Mark Switaj: Yeah. I think culture is crucial. It’s what sets our organization apart as an employer. And so what we’ve learned as we have built out our company is staying really crisp on what is the mission of our organization. So, we’re very clear that we are here today to serve transportation needs, healthcare needs of unique populations. These are folks that would have otherwise given up, or delayed their health care because of ride barriers. So for us, we’re very much a mission driven organization. I can get into some of the tactics that we have focused on how to do that, specifically looking at millennials in the workforce. How do we stay focused on the outcome versus the approach?
Mark Switaj: We are hyper focused on building a company strategy that involves every member of our team, so every year and every quarter we plan for how we’re going to approach our growth target and that’s not a top down or a bottom up. That’s a combined effort.

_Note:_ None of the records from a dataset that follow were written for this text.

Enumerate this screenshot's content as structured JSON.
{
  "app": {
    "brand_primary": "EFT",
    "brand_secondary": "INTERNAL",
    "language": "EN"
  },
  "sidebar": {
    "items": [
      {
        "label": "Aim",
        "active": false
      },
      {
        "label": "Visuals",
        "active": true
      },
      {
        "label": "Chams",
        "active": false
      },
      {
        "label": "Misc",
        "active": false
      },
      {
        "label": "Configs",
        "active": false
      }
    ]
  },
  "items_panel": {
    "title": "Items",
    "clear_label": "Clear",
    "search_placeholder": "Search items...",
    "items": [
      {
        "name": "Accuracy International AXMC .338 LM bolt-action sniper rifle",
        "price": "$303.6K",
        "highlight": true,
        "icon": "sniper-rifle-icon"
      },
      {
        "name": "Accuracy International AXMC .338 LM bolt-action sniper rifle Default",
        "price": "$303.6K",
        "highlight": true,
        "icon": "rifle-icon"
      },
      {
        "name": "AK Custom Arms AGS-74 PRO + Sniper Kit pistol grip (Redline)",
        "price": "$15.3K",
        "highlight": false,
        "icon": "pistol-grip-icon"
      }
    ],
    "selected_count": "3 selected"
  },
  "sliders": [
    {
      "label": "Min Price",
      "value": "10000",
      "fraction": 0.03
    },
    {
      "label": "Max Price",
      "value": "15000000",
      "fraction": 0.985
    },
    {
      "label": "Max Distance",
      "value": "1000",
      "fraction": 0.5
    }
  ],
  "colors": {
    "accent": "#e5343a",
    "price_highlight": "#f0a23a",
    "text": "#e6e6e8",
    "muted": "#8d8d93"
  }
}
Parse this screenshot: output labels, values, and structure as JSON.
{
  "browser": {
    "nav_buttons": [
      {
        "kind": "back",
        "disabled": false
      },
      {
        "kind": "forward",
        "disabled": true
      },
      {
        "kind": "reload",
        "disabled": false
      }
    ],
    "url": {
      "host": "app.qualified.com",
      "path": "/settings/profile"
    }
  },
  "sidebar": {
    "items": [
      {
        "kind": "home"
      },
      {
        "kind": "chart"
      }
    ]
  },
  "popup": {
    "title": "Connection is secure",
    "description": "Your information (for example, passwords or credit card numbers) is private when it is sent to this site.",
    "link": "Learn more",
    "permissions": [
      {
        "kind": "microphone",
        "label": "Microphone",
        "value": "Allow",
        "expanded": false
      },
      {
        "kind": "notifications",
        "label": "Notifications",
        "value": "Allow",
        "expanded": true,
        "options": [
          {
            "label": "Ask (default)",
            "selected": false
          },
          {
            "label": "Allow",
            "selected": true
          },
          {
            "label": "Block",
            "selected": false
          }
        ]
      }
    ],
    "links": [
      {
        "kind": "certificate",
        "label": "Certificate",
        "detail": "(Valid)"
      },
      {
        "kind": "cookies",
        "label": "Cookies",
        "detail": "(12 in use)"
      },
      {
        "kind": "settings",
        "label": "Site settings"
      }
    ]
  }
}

So, how do we involve every member of our team regardless of your role in setting the strategy and course for us to scale the business?
Mark Switaj: We spend a lot of time, finally, on celebrating our successes. And I would say that this is something that someday I’ll write about. Every early stage organization should be and needs to focus on their wins, the early wins, their mid midstream wins and their later. That is something that I think that we do really, really well. We look at when we achieve a revenue milestone, or ride milestone, distance milestone, a new state that we’re entering, all of these achievements, we actually have a gong in our office that the person who has recognized that achievement, that milestone goes over and hits it to celebrate. Hey, we had a big achievement today. Let’s join in that celebration.
Kristine Harjes: I absolutely love that and I hope that we’ll be able to bang some gongs and celebrate along with you for many years to come. Mark, thank you so much for joining me today.
Mark Switaj: Thank you. Thanks for this opportunity.
Kristine Harjes: This recording is for informational purposes only and does not constitute an offer to purchase or sell any security. You can find out more about Roundtrip at roundtriphealth.com and more about Motley Fool Ventures at foolventures.com. For Mark Switaj, I’m Kristine Harjes and thanks for listening and venture on.